--- DATA FOR REVIEW ---

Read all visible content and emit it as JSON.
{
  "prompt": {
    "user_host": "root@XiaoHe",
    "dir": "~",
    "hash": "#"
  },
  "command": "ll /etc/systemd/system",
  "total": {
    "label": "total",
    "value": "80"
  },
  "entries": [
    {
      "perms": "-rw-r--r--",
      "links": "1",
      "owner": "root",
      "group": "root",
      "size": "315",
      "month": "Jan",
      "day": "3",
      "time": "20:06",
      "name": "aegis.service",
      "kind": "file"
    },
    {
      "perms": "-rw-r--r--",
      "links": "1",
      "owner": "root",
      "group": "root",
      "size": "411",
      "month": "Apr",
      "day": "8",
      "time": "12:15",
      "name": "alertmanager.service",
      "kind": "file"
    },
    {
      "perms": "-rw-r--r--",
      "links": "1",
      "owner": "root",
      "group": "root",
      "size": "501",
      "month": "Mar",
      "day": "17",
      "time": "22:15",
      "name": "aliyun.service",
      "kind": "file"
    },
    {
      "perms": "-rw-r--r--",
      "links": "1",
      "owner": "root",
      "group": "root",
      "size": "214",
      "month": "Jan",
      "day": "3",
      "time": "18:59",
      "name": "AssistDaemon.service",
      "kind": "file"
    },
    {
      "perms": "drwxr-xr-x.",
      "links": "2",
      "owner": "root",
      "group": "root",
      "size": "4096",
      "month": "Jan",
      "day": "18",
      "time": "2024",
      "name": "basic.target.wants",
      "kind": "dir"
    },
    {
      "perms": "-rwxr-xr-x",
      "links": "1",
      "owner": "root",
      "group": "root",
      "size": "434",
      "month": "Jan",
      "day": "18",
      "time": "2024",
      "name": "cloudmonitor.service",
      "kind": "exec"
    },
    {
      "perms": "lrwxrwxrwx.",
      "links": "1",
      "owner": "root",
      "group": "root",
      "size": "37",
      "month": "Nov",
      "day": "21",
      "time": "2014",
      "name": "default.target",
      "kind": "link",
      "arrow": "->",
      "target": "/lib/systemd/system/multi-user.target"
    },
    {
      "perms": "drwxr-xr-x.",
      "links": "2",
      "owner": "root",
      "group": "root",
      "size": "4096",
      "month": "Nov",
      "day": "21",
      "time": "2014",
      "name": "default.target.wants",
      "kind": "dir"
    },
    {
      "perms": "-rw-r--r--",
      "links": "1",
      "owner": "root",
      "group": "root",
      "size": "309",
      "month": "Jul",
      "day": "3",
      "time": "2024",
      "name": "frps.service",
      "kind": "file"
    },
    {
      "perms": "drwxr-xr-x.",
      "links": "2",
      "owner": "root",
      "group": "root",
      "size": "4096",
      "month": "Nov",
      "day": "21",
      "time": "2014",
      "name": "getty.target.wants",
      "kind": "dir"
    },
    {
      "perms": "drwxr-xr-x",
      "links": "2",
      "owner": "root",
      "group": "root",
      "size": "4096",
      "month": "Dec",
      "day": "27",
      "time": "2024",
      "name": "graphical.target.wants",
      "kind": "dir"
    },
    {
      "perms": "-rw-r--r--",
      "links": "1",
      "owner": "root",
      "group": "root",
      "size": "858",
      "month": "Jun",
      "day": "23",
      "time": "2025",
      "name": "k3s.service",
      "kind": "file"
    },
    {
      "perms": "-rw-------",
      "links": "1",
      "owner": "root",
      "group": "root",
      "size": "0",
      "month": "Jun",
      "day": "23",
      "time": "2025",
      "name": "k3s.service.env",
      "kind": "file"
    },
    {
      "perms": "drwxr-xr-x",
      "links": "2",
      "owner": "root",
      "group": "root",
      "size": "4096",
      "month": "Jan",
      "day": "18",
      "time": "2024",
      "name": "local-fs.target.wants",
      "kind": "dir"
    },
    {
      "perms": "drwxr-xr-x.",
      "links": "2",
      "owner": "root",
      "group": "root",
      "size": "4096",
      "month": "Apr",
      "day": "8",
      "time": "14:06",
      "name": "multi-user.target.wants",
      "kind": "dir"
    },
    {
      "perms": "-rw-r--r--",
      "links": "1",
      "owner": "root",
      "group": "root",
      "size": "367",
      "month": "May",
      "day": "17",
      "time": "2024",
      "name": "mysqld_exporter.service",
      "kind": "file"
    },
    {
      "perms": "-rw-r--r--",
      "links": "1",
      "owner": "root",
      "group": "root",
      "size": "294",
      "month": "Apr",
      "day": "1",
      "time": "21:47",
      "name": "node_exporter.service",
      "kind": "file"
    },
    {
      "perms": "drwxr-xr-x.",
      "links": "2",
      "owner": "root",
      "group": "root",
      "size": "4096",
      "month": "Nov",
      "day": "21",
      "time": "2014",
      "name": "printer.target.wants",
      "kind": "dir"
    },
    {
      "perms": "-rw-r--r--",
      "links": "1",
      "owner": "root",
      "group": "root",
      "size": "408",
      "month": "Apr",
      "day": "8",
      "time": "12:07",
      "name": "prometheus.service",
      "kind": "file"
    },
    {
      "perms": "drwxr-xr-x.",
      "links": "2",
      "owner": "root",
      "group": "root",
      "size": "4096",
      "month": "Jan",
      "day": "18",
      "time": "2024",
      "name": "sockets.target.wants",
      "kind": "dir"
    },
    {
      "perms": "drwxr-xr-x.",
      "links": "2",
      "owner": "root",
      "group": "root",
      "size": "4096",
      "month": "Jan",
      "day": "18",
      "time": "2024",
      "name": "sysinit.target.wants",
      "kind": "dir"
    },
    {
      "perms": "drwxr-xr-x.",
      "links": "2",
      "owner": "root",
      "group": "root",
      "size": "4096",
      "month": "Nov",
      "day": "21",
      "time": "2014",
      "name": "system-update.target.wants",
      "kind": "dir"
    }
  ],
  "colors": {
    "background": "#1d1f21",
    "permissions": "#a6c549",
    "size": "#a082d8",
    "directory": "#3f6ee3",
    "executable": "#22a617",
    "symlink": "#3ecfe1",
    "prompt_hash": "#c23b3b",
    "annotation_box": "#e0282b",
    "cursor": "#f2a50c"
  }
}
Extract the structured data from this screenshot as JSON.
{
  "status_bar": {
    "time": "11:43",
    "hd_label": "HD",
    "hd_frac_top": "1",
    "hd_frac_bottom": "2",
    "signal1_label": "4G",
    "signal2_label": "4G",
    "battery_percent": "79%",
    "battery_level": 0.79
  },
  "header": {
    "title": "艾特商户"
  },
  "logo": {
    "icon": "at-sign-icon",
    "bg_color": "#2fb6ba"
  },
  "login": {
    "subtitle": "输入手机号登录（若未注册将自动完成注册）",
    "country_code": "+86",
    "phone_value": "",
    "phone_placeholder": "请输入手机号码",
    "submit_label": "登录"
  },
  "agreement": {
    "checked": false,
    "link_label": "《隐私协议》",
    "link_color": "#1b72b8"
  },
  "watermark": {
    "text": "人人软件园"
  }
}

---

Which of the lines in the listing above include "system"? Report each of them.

  "command": "ll /etc/systemd/system",
      "target": "/lib/systemd/system/multi-user.target"
      "name": "system-update.target.wants",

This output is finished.